◆ **GOAL OF THE EXERCISE**
Your answer must be an exact copy of the data below.

******************************

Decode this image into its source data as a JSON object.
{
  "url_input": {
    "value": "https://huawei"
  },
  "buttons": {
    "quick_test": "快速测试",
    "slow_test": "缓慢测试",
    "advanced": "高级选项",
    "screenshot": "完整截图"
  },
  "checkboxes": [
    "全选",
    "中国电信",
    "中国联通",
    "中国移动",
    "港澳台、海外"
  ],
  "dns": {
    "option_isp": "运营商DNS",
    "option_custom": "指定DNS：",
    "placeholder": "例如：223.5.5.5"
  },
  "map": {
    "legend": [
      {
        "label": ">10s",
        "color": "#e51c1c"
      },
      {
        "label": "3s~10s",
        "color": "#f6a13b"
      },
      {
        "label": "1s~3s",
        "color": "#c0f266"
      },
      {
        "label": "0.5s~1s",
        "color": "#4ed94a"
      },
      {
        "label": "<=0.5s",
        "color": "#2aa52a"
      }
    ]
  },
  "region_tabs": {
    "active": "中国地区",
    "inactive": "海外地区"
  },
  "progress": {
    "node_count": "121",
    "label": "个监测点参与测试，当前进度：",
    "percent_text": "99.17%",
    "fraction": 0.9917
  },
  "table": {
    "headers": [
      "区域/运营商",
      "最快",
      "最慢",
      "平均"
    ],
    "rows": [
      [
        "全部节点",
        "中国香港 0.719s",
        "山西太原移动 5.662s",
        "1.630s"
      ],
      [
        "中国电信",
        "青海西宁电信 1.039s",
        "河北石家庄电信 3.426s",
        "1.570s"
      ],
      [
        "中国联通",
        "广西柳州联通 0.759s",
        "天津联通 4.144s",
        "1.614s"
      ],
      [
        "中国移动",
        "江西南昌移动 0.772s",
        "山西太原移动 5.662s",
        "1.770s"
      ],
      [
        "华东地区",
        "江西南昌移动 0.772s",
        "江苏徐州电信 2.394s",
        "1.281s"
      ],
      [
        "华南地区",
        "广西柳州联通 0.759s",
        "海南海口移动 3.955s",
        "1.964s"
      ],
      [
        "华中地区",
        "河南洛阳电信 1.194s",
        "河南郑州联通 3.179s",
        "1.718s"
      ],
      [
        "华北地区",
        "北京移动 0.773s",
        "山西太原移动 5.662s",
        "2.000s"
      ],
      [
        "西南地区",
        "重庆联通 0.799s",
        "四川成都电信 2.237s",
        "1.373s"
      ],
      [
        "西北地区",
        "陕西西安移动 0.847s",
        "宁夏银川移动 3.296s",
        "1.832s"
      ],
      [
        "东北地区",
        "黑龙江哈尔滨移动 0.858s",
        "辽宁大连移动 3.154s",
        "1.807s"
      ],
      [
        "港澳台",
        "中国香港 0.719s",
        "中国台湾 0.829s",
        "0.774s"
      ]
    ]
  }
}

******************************

◆ **TASK SOLUTION**
Decode this image into its source data as a JSON object.
{
  "url_input": {
    "value": "https://huawei"
  },
  "buttons": {
    "quick_test": "快速测试",
    "slow_test": "缓慢测试",
    "advanced": "高级选项",
    "screenshot": "完整截图"
  },
  "checkboxes": [
    "全选",
    "中国电信",
    "中国联通",
    "中国移动",
    "港澳台、海外"
  ],
  "dns": {
    "option_isp": "运营商DNS",
    "option_custom": "指定DNS：",
    "placeholder": "例如：223.5.5.5"
  },
  "map": {
    "legend": [
      {
        "label": ">10s",
        "color": "#e51c1c"
      },
      {
        "label": "3s~10s",
        "color": "#f6a13b"
      },
      {
        "label": "1s~3s",
        "color": "#c0f266"
      },
      {
        "label": "0.5s~1s",
        "color": "#4ed94a"
      },
      {
        "label": "<=0.5s",
        "color": "#2aa52a"
      }
    ]
  },
  "region_tabs": {
    "active": "中国地区",
    "inactive": "海外地区"
  },
  "progress": {
    "node_count": "121",
    "label": "个监测点参与测试，当前进度：",
    "percent_text": "99.17%",
    "fraction": 0.9917
  },
  "table": {
    "headers": [
      "区域/运营商",
      "最快",
      "最慢",
      "平均"
    ],
    "rows": [
      [
        "全部节点",
        "中国香港 0.719s",
        "山西太原移动 5.662s",
        "1.630s"
      ],
      [
        "中国电信",
        "青海西宁电信 1.039s",
        "河北石家庄电信 3.426s",
        "1.570s"
      ],
      [
        "中国联通",
        "广西柳州联通 0.759s",
        "天津联通 4.144s",
        "1.614s"
      ],
      [
        "中国移动",
        "江西南昌移动 0.772s",
        "山西太原移动 5.662s",
        "1.770s"
      ],
      [
        "华东地区",
        "江西南昌移动 0.772s",
        "江苏徐州电信 2.394s",
        "1.281s"
      ],
      [
        "华南地区",
        "广西柳州联通 0.759s",
        "海南海口移动 3.955s",
        "1.964s"
      ],
      [
        "华中地区",
        "河南洛阳电信 1.194s",
        "河南郑州联通 3.179s",
        "1.718s"
      ],
      [
        "华北地区",
        "北京移动 0.773s",
        "山西太原移动 5.662s",
        "2.000s"
      ],
      [
        "西南地区",
        "重庆联通 0.799s",
        "四川成都电信 2.237s",
        "1.373s"
      ],
      [
        "西北地区",
        "陕西西安移动 0.847s",
        "宁夏银川移动 3.296s",
        "1.832s"
      ],
      [
        "东北地区",
        "黑龙江哈尔滨移动 0.858s",
        "辽宁大连移动 3.154s",
        "1.807s"
      ],
      [
        "港澳台",
        "中国香港 0.719s",
        "中国台湾 0.829s",
        "0.774s"
      ]
    ]
  }
}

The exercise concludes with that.